“History continues itself, continues itself.” – Piebald

There seems to be an undying cynicism towards the reunion show/tour. We get where you’re coming from if you feel that way, but if you think dragging down someone’s desire to see music that meant something to them at a point in time and/or still evokes a particular emotion is fulfilling, please get over yourself.

There was none of that as Piebald returned to their quasi-hometown of Boston on May 27th though.

We were all there looking for something different with the unifying force behind it all being Piebald. I can’t speak for anyone other than myself, but as you listened to stories around you, you got a glimpse of what individuals were looking for – what Piebald meant to them then, and what Piebald meant to them now – myself included.

The last time I saw Piebald was in 2004 – April 18th to be exact. They were opening for Brand New, so not a full set, but for someone who grew up listening to them in a small town, enough of a taste to leave a lasting impression. Fast forward through their break-up in 2008, I was going to their show on Saturday to catch a glimpse of a band that offered me escapism nearly two decades ago for what might be the last chance I’ll get to see them live.

At least that’s what I thought.

The days leading up to the show were an overload of catching up on tracks and brushing up on lyrics. To say the least, I heard things differently than my high school and college-aged self once did. I mean, these dudes were singing about how more people could benefit from learning about Marcus Garvey and Assata Shakur. They saw the rampant classism that was only grown wider. There were heavy, dark moments to the songs that made you throw your fists in the air and dive into a pit like a maniac.

What struck was one thing – in an almost frightening manner, these words are more prescient than when they were first released in the late 90s and early 00s. Their music had morphed into something completely different, something too relevant considering it is now 2017. So when I yelled, “You’re part of it!” or “I can’t believe no one ever told me!” on Saturday night, I was thinking about what we were all doing to back those words up with action, mainly myself.

Anyway, it was truly an engrossing experience seeing one of my favorite bands again. The crowd was hot – very hot. I’ve been to shows where people sang. I don’t think I’ve ever been to shows where this percentage of people sang basically every word.

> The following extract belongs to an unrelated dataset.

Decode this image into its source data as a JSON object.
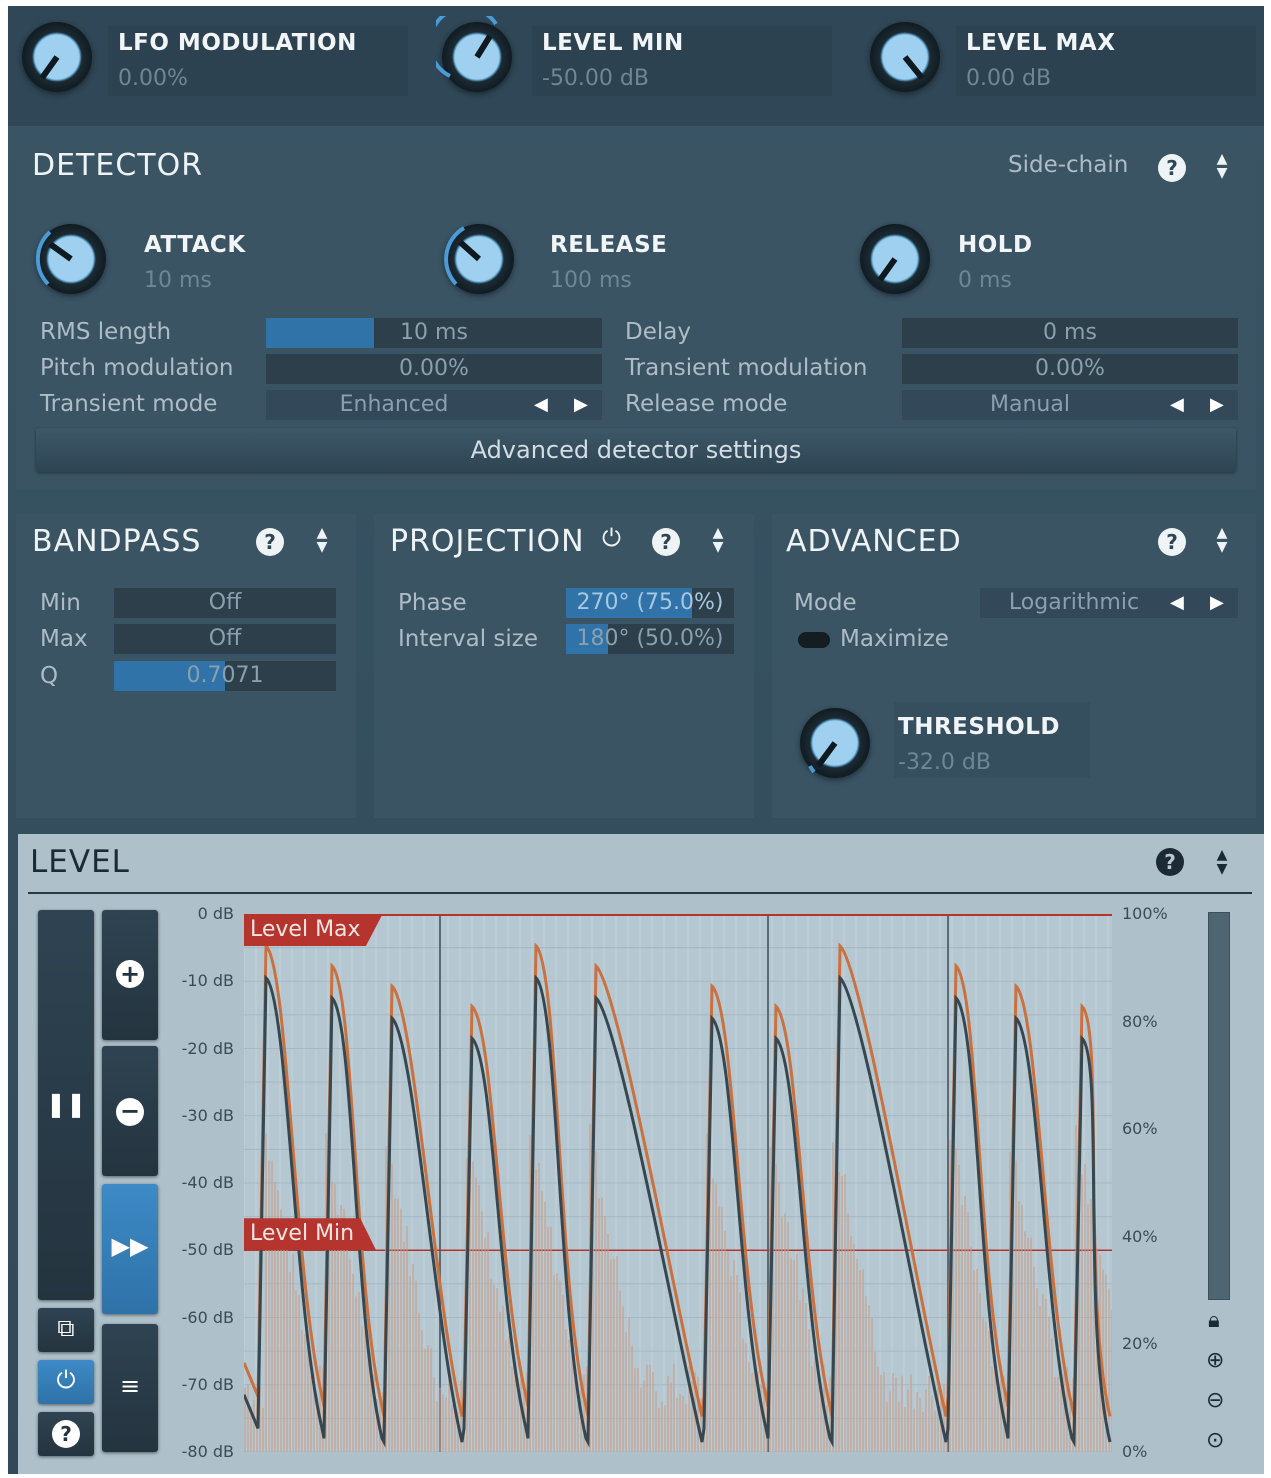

Highs were at their ultimate – Andrew Bonner celebrating his dad’s recovery from a health scare, Aaron Stuart celebrating his girlfriend’s pregnancy, the folks on the floor celebrating seeing the band again. Andrew’s parents and Aaron’s girlfriend were in attendance, which made us all feel like the extended family we fans had convinced ourselves we were a part of years ago.

No matter what drew each person to the Sinclair that night, our voices were bound together. Now it’s time to figure out how they’re heard beyond the setting of a music venue at 1:00 am.


In our new series on the live music we see, we hope to explore a different side of the live music experience.